Working as a Nashville probate attorney, I often hear a number of misconceptions that many people have when it comes to probate. When a loved one passes away, many people assume that they will be entitled to a portion of the decedent’s complete estate as provided in the will or the laws of intestacy. However, that may not be the case depending on a number of factors including the amount of debt a decedent had. If you have questions regarding what you may be entitled to in the probate process, contact the Nashville probate lawyers at The Higgins Firm.

Although you may have been named as a beneficiary of an estate, certain requirements must be met by the executor or administrator before any beneficiary recovers any of the assets from the estate. Specifically, there are certain priorities of claims that must be paid out before others receive a portion of the estate. Each class of claims must be paid out in its entirety before the next class of claims may be paid out. The first class of claims that are paid out includes administrative expenses, attorney’s fees and administrator’s fees. The second class of claims that are paid out includes funeral expenses. The third class of claims includes any types of taxes or assessments owed to the federal or state government. The fourth class of claims includes any claims made by creditors. Only after each of these classes of claims are paid out in full can the beneficiaries then receive a portion of the estate. If an estate cannot pay out all of the claims, it is considered to be insolvent and the beneficiaries will not receive any of the assets.

Obviously, the amount of debt that a decedent may have had will play a large part in determining whether or not the beneficiaries will recover from the estate. For the most part, debts are still required to be paid to creditors after someone dies. However, there are different types of debt including secured debt and unsecured debt. An unsecured creditor may be a credit card company or other business that does not have a secured interest in any specific property. The administrator or executor is required to send notice that an estate has been opened to any known or potentially known unsecured creditor of the estate. Unsecured creditors are required to file a claim with the estate in order to recover. Many unsecured creditors will send bills and collection notices to the individual in hopes of getting paid from the estate. However, the personal representative of the estate is not required to pay the unsecured creditor until a claim has been filed.

In contrast, a secured creditor is a person to whom money is owed that has a secured interest within the property. For instance, with a mortgage, a bank is a secured creditor that has a secured interest in the house. The personal representative is not required to send notice to secured creditors because even after someone dies, the bank as a secured creditor can repossess the property from the estate if payments are not made. It is important to make sure that payments continue to be paid to secured creditors.
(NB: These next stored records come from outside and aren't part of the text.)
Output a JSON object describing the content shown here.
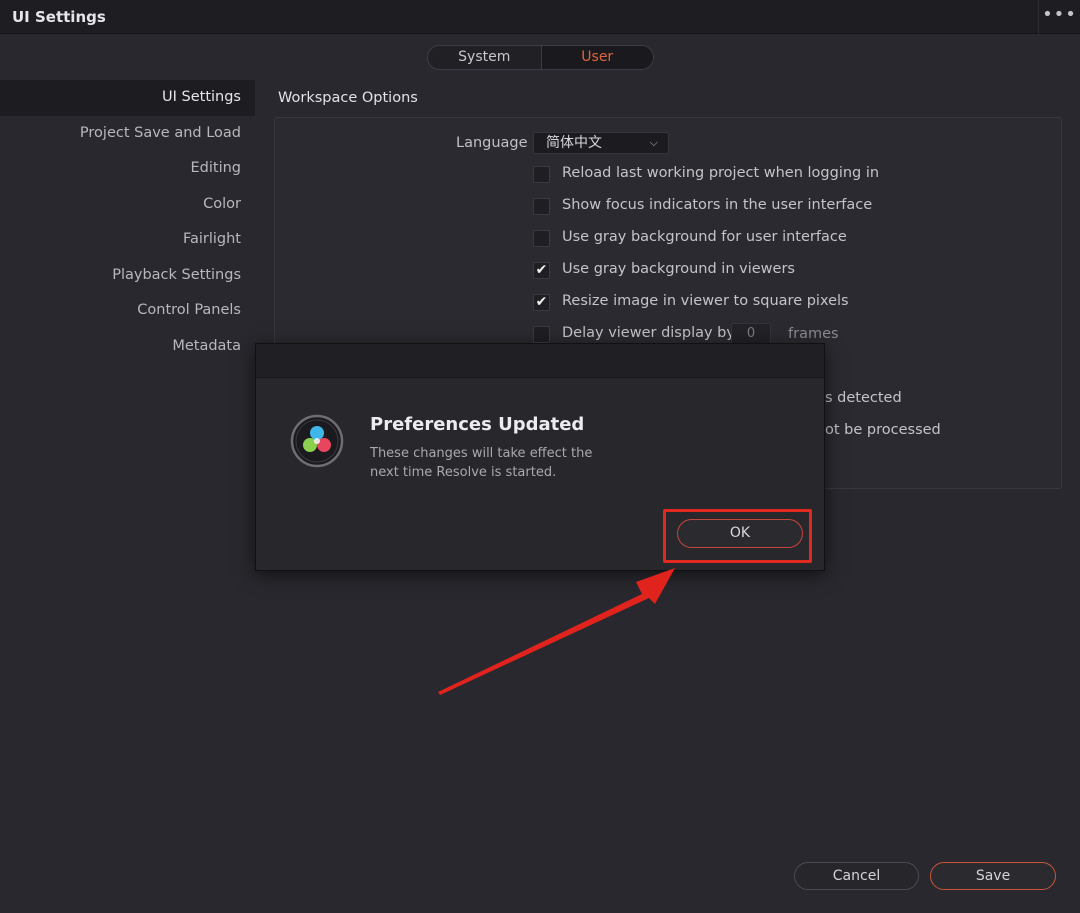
{
  "window": {
    "title": "UI Settings",
    "more_label": "•••"
  },
  "tabs": [
    {
      "label": "System",
      "active": false
    },
    {
      "label": "User",
      "active": true
    }
  ],
  "sidebar": {
    "items": [
      {
        "label": "UI Settings",
        "active": true
      },
      {
        "label": "Project Save and Load"
      },
      {
        "label": "Editing"
      },
      {
        "label": "Color"
      },
      {
        "label": "Fairlight"
      },
      {
        "label": "Playback Settings"
      },
      {
        "label": "Control Panels"
      },
      {
        "label": "Metadata"
      }
    ]
  },
  "workspace": {
    "title": "Workspace Options",
    "language_label": "Language",
    "language_value": "简体中文",
    "options": [
      {
        "label": "Reload last working project when logging in",
        "checked": false
      },
      {
        "label": "Show focus indicators in the user interface",
        "checked": false
      },
      {
        "label": "Use gray background for user interface",
        "checked": false
      },
      {
        "label": "Use gray background in viewers",
        "checked": true
      },
      {
        "label": "Resize image in viewer to square pixels",
        "checked": true
      },
      {
        "label": "Delay viewer display by",
        "checked": false
      }
    ],
    "delay_frames_value": "0",
    "frames_label": "frames",
    "partial_texts": [
      "s detected",
      "ot be processed"
    ]
  },
  "dialog": {
    "title": "Preferences Updated",
    "message": "These changes will take effect the next time Resolve is started.",
    "ok_label": "OK"
  },
  "footer": {
    "cancel_label": "Cancel",
    "save_label": "Save"
  },
  "colors": {
    "accent": "#e0643c",
    "highlight": "#e02a20",
    "background": "#28282e"
  }
}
Understanding an estate’s amount and type of debt can help beneficiaries better understand what they may be able to recover. If you have any probate questions regarding your ability to recover from an estate, contact The Higgins Firm.